One of the most challenging aspects of my career has been effective communication. A common stereotype associated with individuals like myself is a lack of social skills. There were instances when I conveyed something, but the tone in which it was received wasn’t the one I intended. This misinterpretation often led to misunderstandings, with people thinking I had said something offensive. These moments were misreadings of my intention rather than an actual lack of empathy on my part.
One particular challenge I faced was ensuring that my tone in written communications accurately reflected my intentions. I wanted my messages to be direct but also empathetic. To improve this, I sought guidance from mentors known for their excellent communication skills. They provided invaluable feedback, teaching me techniques like writing a message, stepping away for a few minutes, and then revisiting it to ensure clarity and empathy. This approach helped immensely.
Additionally, I made use of tools like Grammarly’s premium package to refine my writing. It helped in identifying words that might come across as aggressive or unintentionally rude. Moreover, it rectified some of my persistent grammatical errors, like often omitting words because I believed I had already typed them.
Beyond tools, I invested in my communication skills by reading books on the subject. One influential read was on nonviolent communication. Although my messages were never aggressive, the principles of this methodology helped me frame my communication more effectively, ensuring that my tone was always clear and friendly.
In summary, my journey has been about learning to articulate my thoughts clearly while also being empathetic and considerate of the reader’s perspective. This understanding has been instrumental in both my personal and professional growth.
Can you describe a challenging situation involving a team or group of people that you helped resolve?
Certainly! One of the most challenging situations I faced was when my team was tasked with phasing out a product that many in the company had come to rely upon, even though it was problematic. The product had grown organically over time and was riddled with issues, such as a thousand-line YAML configuration file that made it very challenging to use. Although it was problematic, many users, both internal and external, were hesitant to let go because it was the only solution available at the time.
Our primary goal was to transition users to a newer, more effective product. The first step was to establish trust. We initiated dialogues with our customers, typically involving our design, product, and engineering teams, in what were essentially trust-building sessions. These weren’t just user interviews; they were genuine conversations to assure users that we were invested in their needs and were actively working on a more robust solution.

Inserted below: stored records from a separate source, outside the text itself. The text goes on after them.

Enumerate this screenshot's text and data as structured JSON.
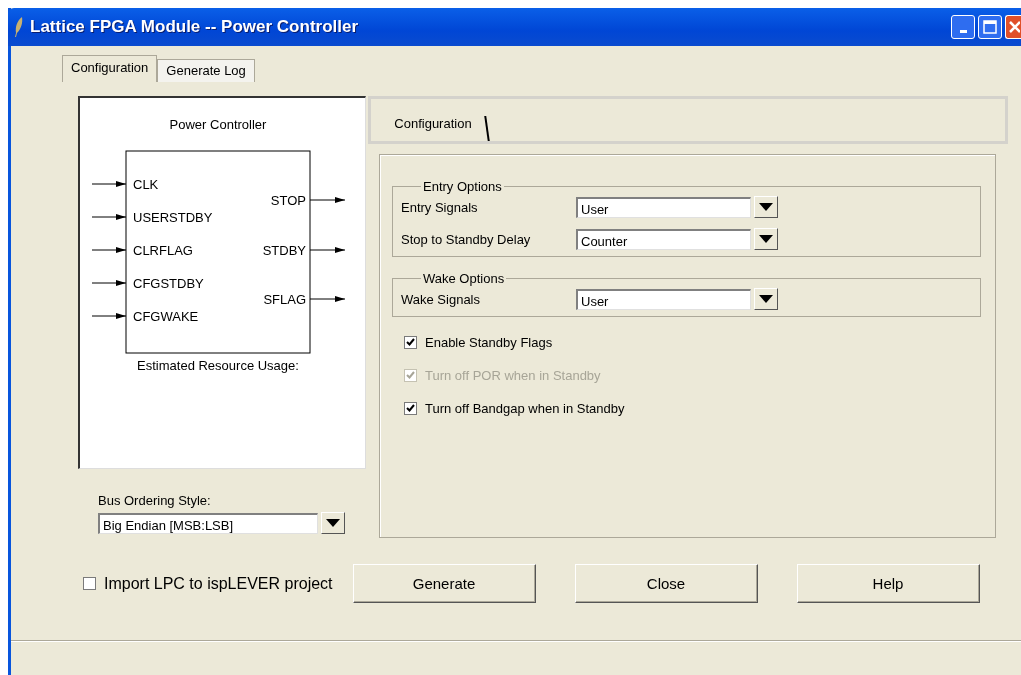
{
  "window": {
    "title": "Lattice FPGA Module -- Power Controller"
  },
  "tabs": [
    {
      "label": "Configuration",
      "selected": true
    },
    {
      "label": "Generate Log",
      "selected": false
    }
  ],
  "diagram": {
    "title": "Power Controller",
    "inputs": [
      "CLK",
      "USERSTDBY",
      "CLRFLAG",
      "CFGSTDBY",
      "CFGWAKE"
    ],
    "outputs": [
      "STOP",
      "STDBY",
      "SFLAG"
    ],
    "footer": "Estimated Resource Usage:"
  },
  "bus_ordering": {
    "label": "Bus Ordering Style:",
    "value": "Big Endian [MSB:LSB]"
  },
  "inner_tabs": [
    {
      "label": "Configuration",
      "selected": true
    }
  ],
  "groups": [
    {
      "title": "Entry Options",
      "fields": [
        {
          "label": "Entry Signals",
          "value": "User"
        },
        {
          "label": "Stop to Standby Delay",
          "value": "Counter"
        }
      ]
    },
    {
      "title": "Wake Options",
      "fields": [
        {
          "label": "Wake Signals",
          "value": "User"
        }
      ]
    }
  ],
  "options": [
    {
      "label": "Enable Standby Flags",
      "checked": true,
      "disabled": false
    },
    {
      "label": "Turn off POR when in Standby",
      "checked": true,
      "disabled": true
    },
    {
      "label": "Turn off Bandgap when in Standby",
      "checked": true,
      "disabled": false
    }
  ],
  "import_option": {
    "label": "Import LPC to ispLEVER project",
    "checked": false
  },
  "buttons": [
    "Generate",
    "Close",
    "Help"
  ]
}
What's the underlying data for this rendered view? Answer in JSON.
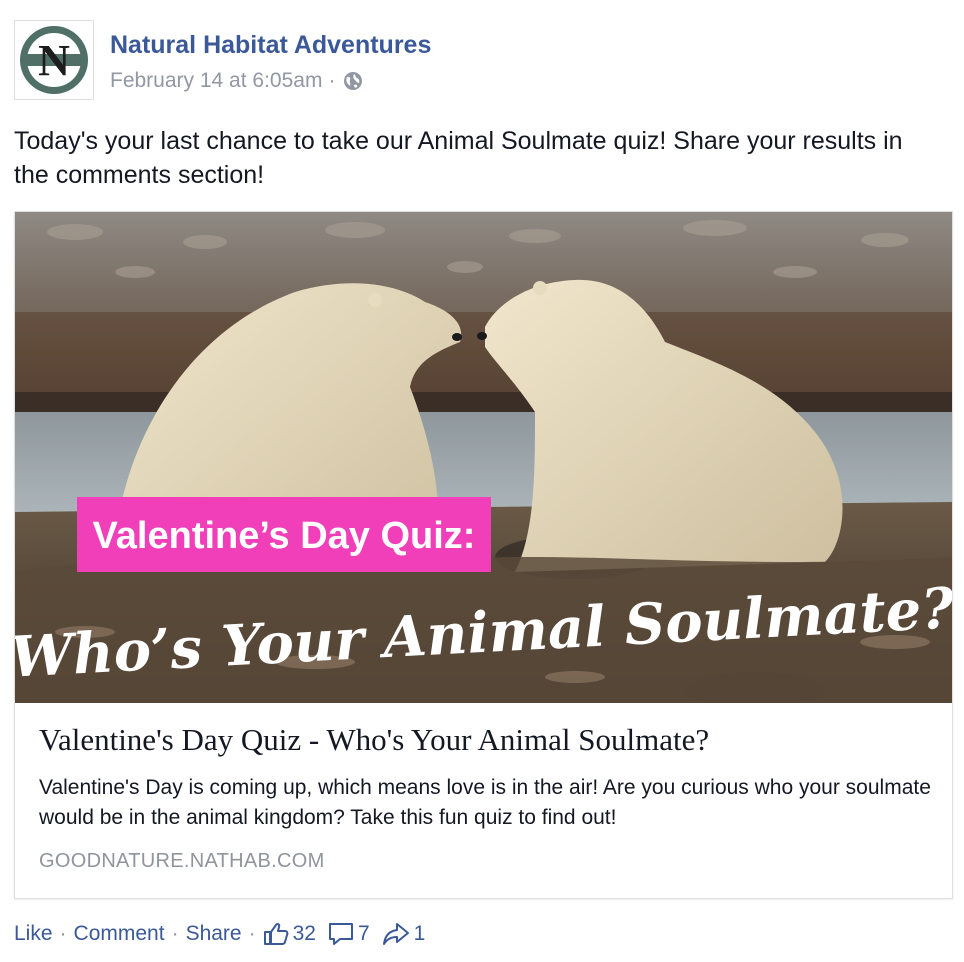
{
  "post": {
    "page_name": "Natural Habitat Adventures",
    "timestamp": "February 14 at 6:05am",
    "meta_separator": "·",
    "privacy_icon": "globe-icon",
    "avatar_letter": "N",
    "text": "Today's your last chance to take our Animal Soulmate quiz! Share your results in the comments section!"
  },
  "link_card": {
    "image": {
      "banner_text": "Valentine’s Day Quiz:",
      "script_text": "Who’s Your Animal Soulmate?"
    },
    "title": "Valentine's Day Quiz - Who's Your Animal Soulmate?",
    "description": "Valentine's Day is coming up, which means love is in the air! Are you curious who your soulmate would be in the animal kingdom? Take this fun quiz to find out!",
    "domain": "GOODNATURE.NATHAB.COM"
  },
  "actions": {
    "like_label": "Like",
    "comment_label": "Comment",
    "share_label": "Share",
    "separator": "·",
    "like_count": "32",
    "comment_count": "7",
    "share_count": "1"
  },
  "colors": {
    "link_blue": "#3b5998",
    "meta_gray": "#9197a3",
    "banner_pink": "#f03fb8",
    "avatar_green": "#4f6f67"
  }
}
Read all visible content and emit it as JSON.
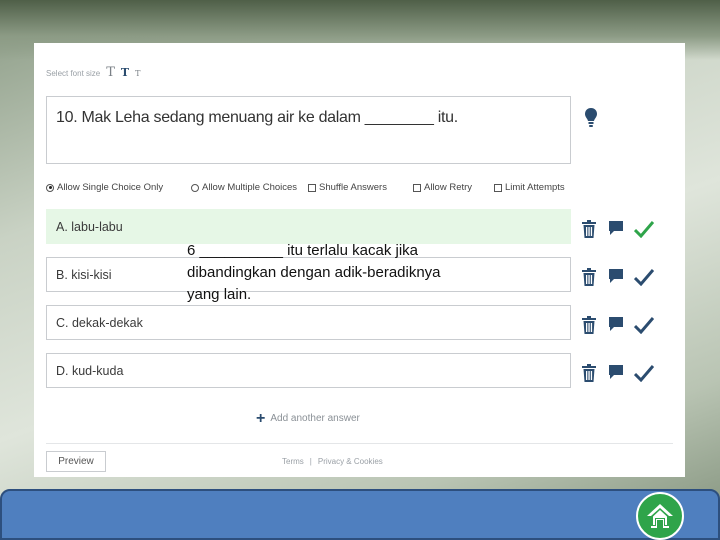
{
  "toolbar": {
    "font_size_label": "Select font size",
    "font_sizes": [
      "T",
      "T",
      "T"
    ]
  },
  "question": {
    "text": "10. Mak Leha sedang menuang air ke dalam ________ itu."
  },
  "options": {
    "single_choice": "Allow Single Choice Only",
    "multiple_choice": "Allow Multiple Choices",
    "shuffle": "Shuffle Answers",
    "retry": "Allow Retry",
    "limit": "Limit Attempts"
  },
  "answers": [
    {
      "label": "A.  labu-labu"
    },
    {
      "label": "B.  kisi-kisi"
    },
    {
      "label": "C.  dekak-dekak"
    },
    {
      "label": "D.  kud-kuda"
    }
  ],
  "add_answer_label": "Add another answer",
  "preview_label": "Preview",
  "footer": {
    "terms": "Terms",
    "separator": "|",
    "privacy": "Privacy & Cookies"
  },
  "overlay": {
    "line1": "6 __________ itu terlalu kacak jika",
    "line2": "dibandingkan dengan adik-beradiknya",
    "line3": "yang lain."
  },
  "colors": {
    "accent_blue": "#2b4c6f",
    "correct_green": "#2fa44a",
    "bar_blue": "#4f7fbf"
  }
}
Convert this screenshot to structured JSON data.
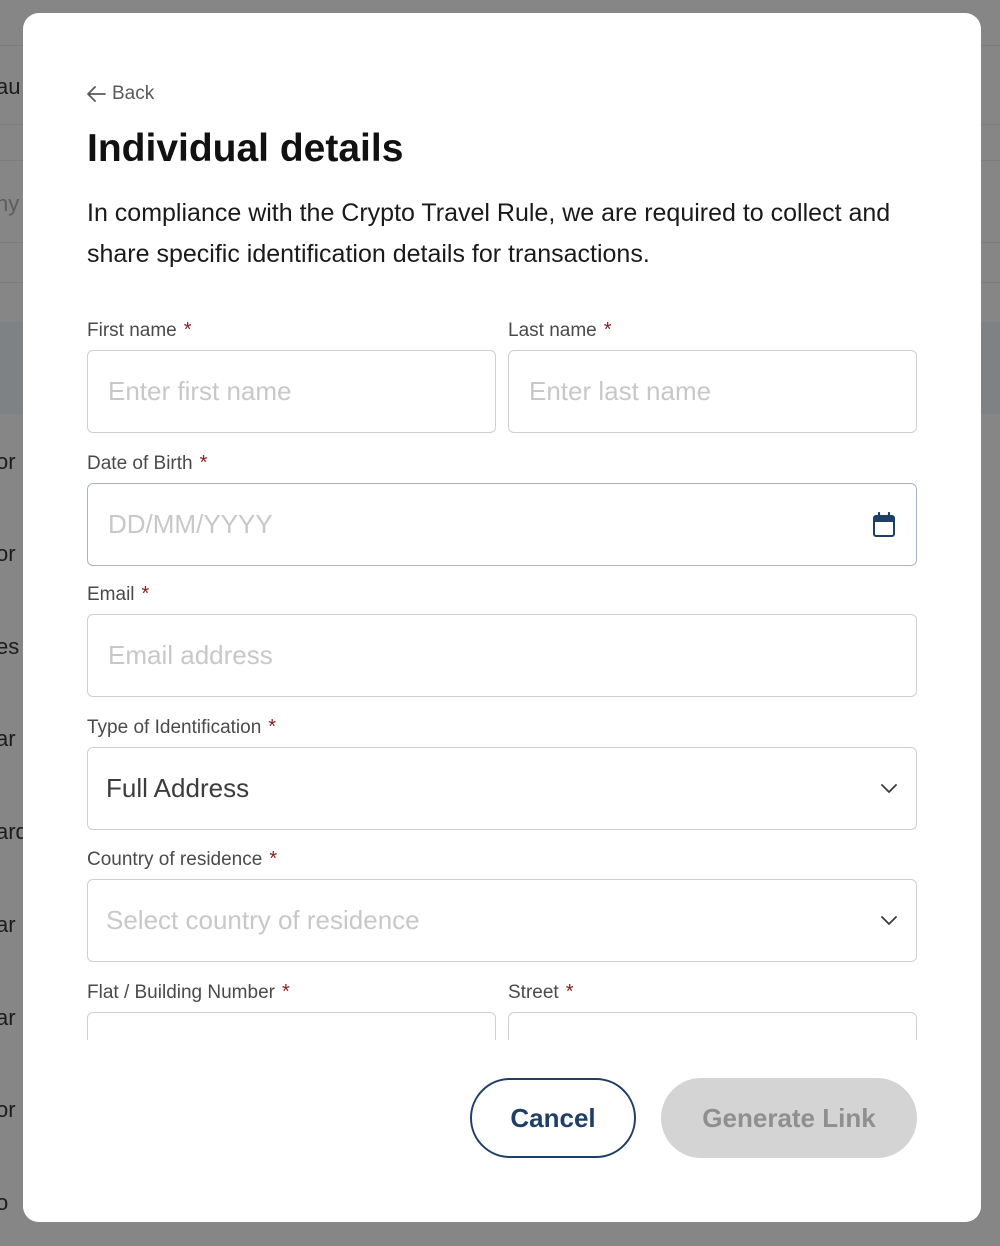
{
  "background": {
    "row_fragments": [
      "au",
      "ny",
      "or",
      "or",
      "es",
      "ar",
      "ard",
      "ar",
      "ar",
      "or",
      "o"
    ]
  },
  "modal": {
    "back_label": "Back",
    "title": "Individual details",
    "description": "In compliance with the Crypto Travel Rule, we are required to collect and share specific identification details for transactions.",
    "required_marker": "*",
    "fields": {
      "first_name": {
        "label": "First name",
        "placeholder": "Enter first name",
        "value": ""
      },
      "last_name": {
        "label": "Last name",
        "placeholder": "Enter last name",
        "value": ""
      },
      "dob": {
        "label": "Date of Birth",
        "placeholder": "DD/MM/YYYY",
        "value": "",
        "icon": "calendar-icon"
      },
      "email": {
        "label": "Email",
        "placeholder": "Email address",
        "value": ""
      },
      "id_type": {
        "label": "Type of Identification",
        "value": "Full Address",
        "icon": "chevron-down-icon"
      },
      "country": {
        "label": "Country of residence",
        "placeholder": "Select country of residence",
        "icon": "chevron-down-icon"
      },
      "flat": {
        "label": "Flat / Building Number",
        "value": ""
      },
      "street": {
        "label": "Street",
        "value": ""
      }
    },
    "buttons": {
      "cancel": "Cancel",
      "generate": "Generate Link"
    }
  },
  "colors": {
    "required": "#8a1c1c",
    "primary": "#1f3f66",
    "disabled_bg": "#d4d4d4",
    "disabled_text": "#8f8f8f"
  }
}
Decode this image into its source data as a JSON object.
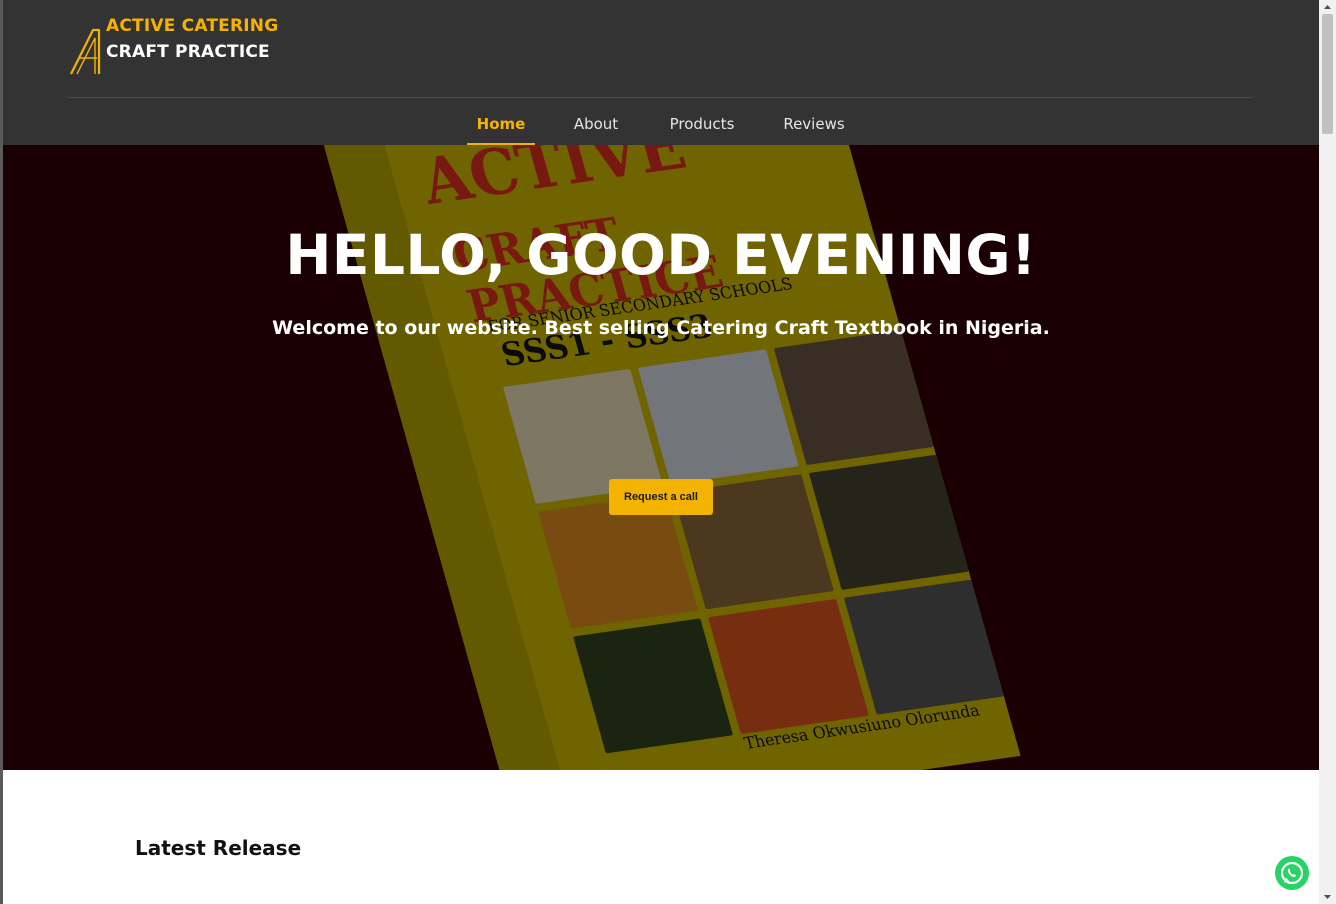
{
  "brand": {
    "line1": "ACTIVE CATERING",
    "line2": "CRAFT PRACTICE",
    "accent_color": "#f5b301"
  },
  "nav": {
    "items": [
      {
        "label": "Home",
        "active": true
      },
      {
        "label": "About",
        "active": false
      },
      {
        "label": "Products",
        "active": false
      },
      {
        "label": "Reviews",
        "active": false
      }
    ]
  },
  "hero": {
    "title": "HELLO, GOOD EVENING!",
    "subtitle": "Welcome to our website. Best selling Catering Craft Textbook in Nigeria.",
    "cta_label": "Request a call",
    "book": {
      "title_line1": "ACTIVE",
      "title_line2": "CRAFT PRACTICE",
      "subheading": "FOR SENIOR SECONDARY SCHOOLS",
      "levels": "SSS1 - SSS3",
      "author": "Theresa Okwusiuno Olorunda"
    }
  },
  "sections": {
    "latest_title": "Latest Release"
  },
  "whatsapp": {
    "icon": "whatsapp-icon",
    "color": "#25d366"
  }
}
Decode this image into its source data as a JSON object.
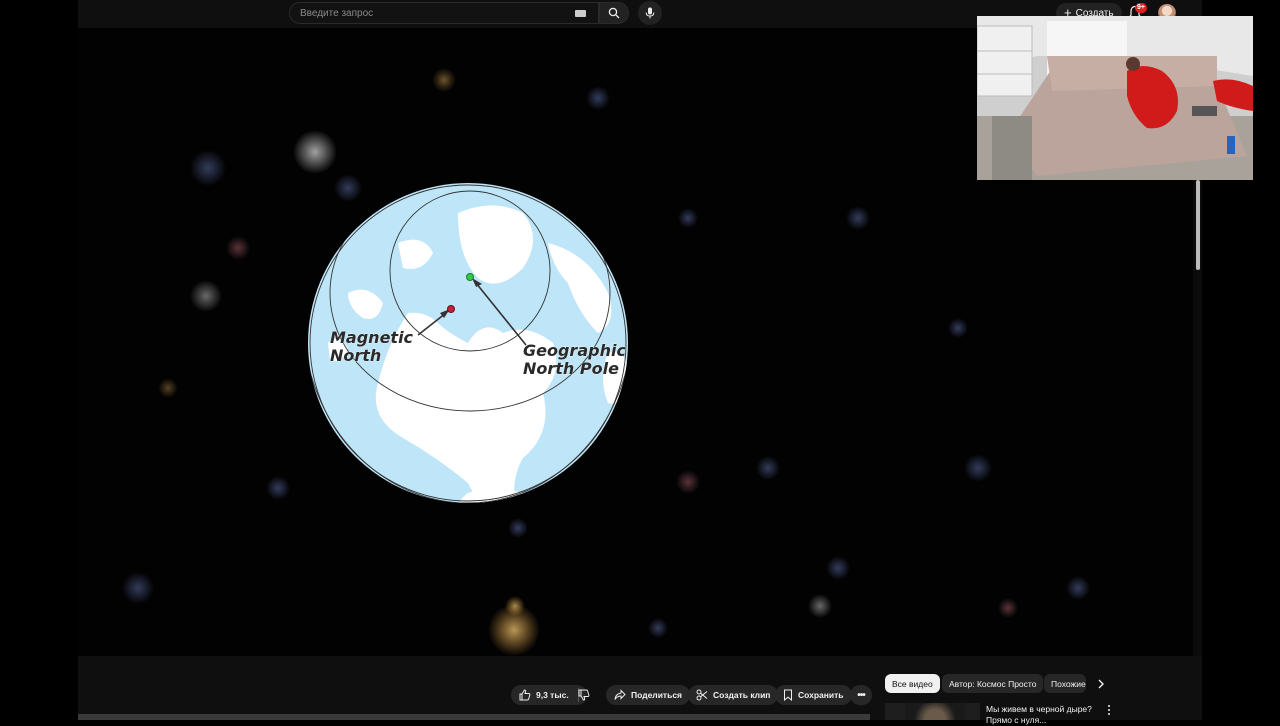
{
  "topbar": {
    "search_placeholder": "Введите запрос",
    "create_label": "Создать",
    "notifications_badge": "9+"
  },
  "video": {
    "label_magnetic_north": [
      "Magnetic",
      "North"
    ],
    "label_geographic_north": [
      "Geographic",
      "North Pole"
    ]
  },
  "actions": {
    "likes": "9,3 тыс.",
    "share": "Поделиться",
    "clip": "Создать клип",
    "save": "Сохранить"
  },
  "chips": {
    "items": [
      "Все видео",
      "Автор: Космос Просто",
      "Похожие"
    ]
  },
  "recommendation": {
    "title": "Мы живем в черной дыре? Прямо с нуля..."
  },
  "colors": {
    "geographic_pole": "#2ecc40",
    "magnetic_pole": "#c0243a",
    "ocean": "#bfe6f8",
    "land": "#ffffff"
  }
}
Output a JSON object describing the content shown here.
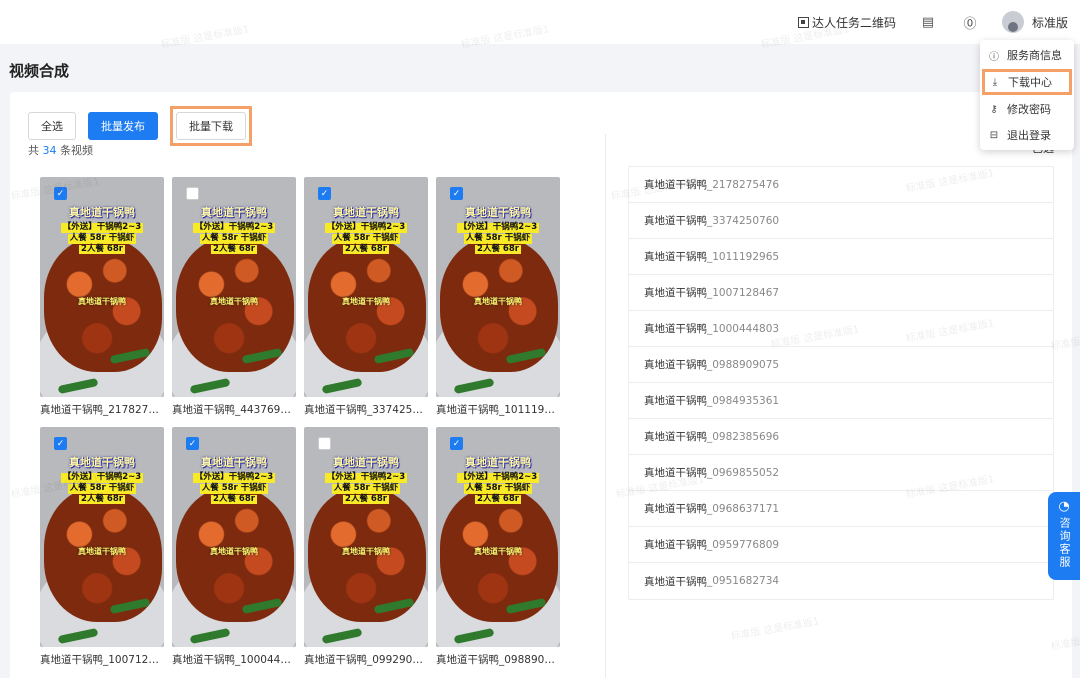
{
  "topbar": {
    "qr_label": "达人任务二维码",
    "message_icon": "message-icon",
    "help_icon": "question-circle-icon",
    "user_label": "标准版"
  },
  "page": {
    "title": "视频合成"
  },
  "toolbar": {
    "select_all": "全选",
    "batch_publish": "批量发布",
    "batch_download": "批量下载"
  },
  "summary": {
    "prefix": "共",
    "count": "34",
    "suffix": "条视频"
  },
  "videos": [
    {
      "name": "真地道干锅鸭_2178275...",
      "checked": true
    },
    {
      "name": "真地道干锅鸭_4437696...",
      "checked": false
    },
    {
      "name": "真地道干锅鸭_3374250...",
      "checked": true
    },
    {
      "name": "真地道干锅鸭_1011192...",
      "checked": true
    },
    {
      "name": "真地道干锅鸭_1007128...",
      "checked": true
    },
    {
      "name": "真地道干锅鸭_1000444...",
      "checked": true
    },
    {
      "name": "真地道干锅鸭_0992903...",
      "checked": false
    },
    {
      "name": "真地道干锅鸭_0988909...",
      "checked": true
    }
  ],
  "thumb_caption": {
    "title": "真地道干锅鸭",
    "line1": "【外送】干锅鸭2~3",
    "line2": "人餐 58r 干锅虾",
    "line3": "2人餐 68r",
    "middle": "真地道干锅鸭"
  },
  "selected_panel": {
    "header": "已选",
    "items": [
      {
        "prefix": "真地道干锅鸭",
        "code": "_2178275476"
      },
      {
        "prefix": "真地道干锅鸭",
        "code": "_3374250760"
      },
      {
        "prefix": "真地道干锅鸭",
        "code": "_1011192965"
      },
      {
        "prefix": "真地道干锅鸭",
        "code": "_1007128467"
      },
      {
        "prefix": "真地道干锅鸭",
        "code": "_1000444803"
      },
      {
        "prefix": "真地道干锅鸭",
        "code": "_0988909075"
      },
      {
        "prefix": "真地道干锅鸭",
        "code": "_0984935361"
      },
      {
        "prefix": "真地道干锅鸭",
        "code": "_0982385696"
      },
      {
        "prefix": "真地道干锅鸭",
        "code": "_0969855052"
      },
      {
        "prefix": "真地道干锅鸭",
        "code": "_0968637171"
      },
      {
        "prefix": "真地道干锅鸭",
        "code": "_0959776809"
      },
      {
        "prefix": "真地道干锅鸭",
        "code": "_0951682734"
      }
    ]
  },
  "user_menu": [
    {
      "label": "服务商信息",
      "icon": "info-circle-icon"
    },
    {
      "label": "下载中心",
      "icon": "download-icon"
    },
    {
      "label": "修改密码",
      "icon": "key-icon"
    },
    {
      "label": "退出登录",
      "icon": "logout-icon"
    }
  ],
  "float_service": {
    "label": "咨询客服",
    "icon": "headset-icon"
  },
  "watermark": "标准版 这是标准版1",
  "colors": {
    "primary": "#1e7cf2",
    "highlight": "#f4a066"
  }
}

Interestingly, the trust-building process wasn’t just external. Internally, there had been a longstanding tension between the support side of our organization and R&D. The support team had attempted in the past to get R&D’s assistance on the older product but felt neglected. There was a lot of historical baggage to address.
Once we built those relationships and trust, we outlined our plan: sunsetting the old product while ensuring a smooth transition to the new one. We set clear boundaries – we wouldn’t support the older product unless there was a top-priority issue that directly hindered someone’s work. To ensure our new product met user needs, we incorporated feedback from both an external customer and an internal user into our MVP development process. This approach not only made the product better but also further ingrained the trust we had been building.
The result? After a period of persistent trust-building, collaboration, and clear communication, we successfully transitioned users to the new product. Today, the product is not only stable and efficient, but the support issues have also significantly decreased. This journey underscored the importance of trust, understanding, and consistent communication in overcoming organizational challenges.